The report, titled: ‘Perceptions of Australian schooling: What matters in 2021,’ examined the perceptions of over 1,012 Australians to develop a deeper understanding of effective teaching and schooling, while taking into consideration the current challenges faced by teachers and schools.
Seventy-two percent of those surveyed trusted that teachers' work was in the best interests of students. The report also found that 76% of respondents agreed that teachers in Australia cared for the wellbeing of their students.
Dr Fiona Longmuir, a Lecturer in Educational Leadership at Monash University, said the deep connections that the public, and particularly those connected with school communities have had through 2020-2021, have amplified these positive perceptions in many ways.
“Other research at Monash has shown the exceptional work of school leaders in facilitating such positive outcomes,” Dr Longmuir told The Educator.
“Leaders have prioritised the needs of students and families through compassionate approaches, timely and clear communication strategies, and awareness of their important roles in guiding communities in times of crisis.”
Dr Longmuir said leaders have needed to balance needs of students, families and teachers so that programs and learning continued.
“With public perceptions being so positive, we can see that they have done this very successfully.”
Covid as a catalyst for positive change
When looking at the impact of COVID-19 on the public perceptions of Australian schooling, 41.6% of respondents said their perceptions of teachers’ work had improved as a direct result of COVID-19.

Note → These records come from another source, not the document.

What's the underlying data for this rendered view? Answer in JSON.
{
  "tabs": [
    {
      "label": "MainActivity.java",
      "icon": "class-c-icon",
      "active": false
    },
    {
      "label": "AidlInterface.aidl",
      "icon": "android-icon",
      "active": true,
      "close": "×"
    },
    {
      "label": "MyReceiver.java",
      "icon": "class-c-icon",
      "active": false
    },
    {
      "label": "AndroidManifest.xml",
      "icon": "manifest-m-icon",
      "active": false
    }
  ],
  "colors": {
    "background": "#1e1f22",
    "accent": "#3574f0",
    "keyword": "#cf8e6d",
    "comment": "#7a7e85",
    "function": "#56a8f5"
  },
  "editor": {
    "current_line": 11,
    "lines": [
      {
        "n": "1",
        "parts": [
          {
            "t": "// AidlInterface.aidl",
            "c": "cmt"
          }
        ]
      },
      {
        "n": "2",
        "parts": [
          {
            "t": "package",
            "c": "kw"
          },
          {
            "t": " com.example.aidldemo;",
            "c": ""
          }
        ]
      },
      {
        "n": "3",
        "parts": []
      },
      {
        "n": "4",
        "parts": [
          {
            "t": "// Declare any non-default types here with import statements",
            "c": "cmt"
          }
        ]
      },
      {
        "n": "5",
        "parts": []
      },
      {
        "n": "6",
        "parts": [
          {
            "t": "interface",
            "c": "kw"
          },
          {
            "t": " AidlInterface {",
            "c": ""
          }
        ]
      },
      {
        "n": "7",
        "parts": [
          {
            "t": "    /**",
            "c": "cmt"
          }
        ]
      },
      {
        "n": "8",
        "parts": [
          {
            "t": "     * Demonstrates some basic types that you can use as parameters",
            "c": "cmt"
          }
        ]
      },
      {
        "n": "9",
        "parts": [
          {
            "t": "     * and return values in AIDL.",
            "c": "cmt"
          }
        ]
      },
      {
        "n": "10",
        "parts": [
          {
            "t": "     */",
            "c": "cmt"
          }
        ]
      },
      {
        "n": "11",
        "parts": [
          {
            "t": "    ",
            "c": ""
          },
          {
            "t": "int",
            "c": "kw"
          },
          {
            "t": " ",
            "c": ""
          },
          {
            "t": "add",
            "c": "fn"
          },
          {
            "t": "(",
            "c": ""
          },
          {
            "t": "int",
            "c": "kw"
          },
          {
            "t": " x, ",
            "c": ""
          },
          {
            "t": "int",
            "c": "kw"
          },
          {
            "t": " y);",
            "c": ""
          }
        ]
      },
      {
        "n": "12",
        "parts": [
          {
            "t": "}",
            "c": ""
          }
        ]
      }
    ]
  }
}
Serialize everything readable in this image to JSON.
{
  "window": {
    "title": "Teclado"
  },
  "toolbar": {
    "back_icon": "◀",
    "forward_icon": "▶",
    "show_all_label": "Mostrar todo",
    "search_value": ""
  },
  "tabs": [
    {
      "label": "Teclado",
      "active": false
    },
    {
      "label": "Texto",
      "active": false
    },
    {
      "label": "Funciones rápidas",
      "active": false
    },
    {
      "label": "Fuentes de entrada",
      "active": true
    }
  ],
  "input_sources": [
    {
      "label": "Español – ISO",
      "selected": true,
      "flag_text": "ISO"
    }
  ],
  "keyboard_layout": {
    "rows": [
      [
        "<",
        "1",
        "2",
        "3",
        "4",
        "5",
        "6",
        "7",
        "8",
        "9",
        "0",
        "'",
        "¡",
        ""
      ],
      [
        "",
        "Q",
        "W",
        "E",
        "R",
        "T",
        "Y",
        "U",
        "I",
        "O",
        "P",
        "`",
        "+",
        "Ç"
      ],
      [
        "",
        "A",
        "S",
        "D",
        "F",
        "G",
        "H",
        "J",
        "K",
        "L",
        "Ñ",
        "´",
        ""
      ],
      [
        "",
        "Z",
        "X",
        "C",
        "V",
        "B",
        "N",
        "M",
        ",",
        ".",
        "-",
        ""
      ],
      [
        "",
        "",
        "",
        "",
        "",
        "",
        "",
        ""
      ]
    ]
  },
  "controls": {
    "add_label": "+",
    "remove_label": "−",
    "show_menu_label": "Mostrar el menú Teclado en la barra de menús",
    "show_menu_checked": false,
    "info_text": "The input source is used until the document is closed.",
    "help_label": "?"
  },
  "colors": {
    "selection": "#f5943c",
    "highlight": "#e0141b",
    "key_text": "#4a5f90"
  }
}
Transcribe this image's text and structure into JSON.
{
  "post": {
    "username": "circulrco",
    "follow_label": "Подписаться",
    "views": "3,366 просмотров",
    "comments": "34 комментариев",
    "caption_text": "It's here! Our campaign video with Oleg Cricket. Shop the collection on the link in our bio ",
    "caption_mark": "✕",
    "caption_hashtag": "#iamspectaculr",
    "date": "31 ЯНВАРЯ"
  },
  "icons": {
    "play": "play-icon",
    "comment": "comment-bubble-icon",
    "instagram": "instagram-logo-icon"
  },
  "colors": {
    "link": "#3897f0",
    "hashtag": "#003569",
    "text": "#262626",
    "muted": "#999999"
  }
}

A substantial majority of respondents, 91.9% also indicated the importance of students from low socio-economic households to be provided with subsidised or free access to laptops and other devices necessary to complete their schoolwork at home.
The study also found there was perceived merit in a hybrid or more flexible approach to schooling with 76.6% of participants in support of rethinking the way schools operate in the future by creating a more flexible model where students attend school but have the option to take some classes online.
Over half of the respondents (56.7%) believed the shift to remote learning during COVID-19 was successful in Australia.
Dean of the Faculty of Education at Monash University, Professor Viv Ellis, said the report offers a better understanding of the public’s perceptions of teaching and schooling in Australia.
“The findings of this study provide us with nuanced insights into the current state of education across Australia,” Professor Ellis said.
“The study identified the significant and influential role of teachers in supporting students socially and emotionally and this aspect should be centred in future discussions about the teaching profession more broadly. The findings will also contribute to evidence-based policy-making and inform public discussion and awareness about policy and practice.”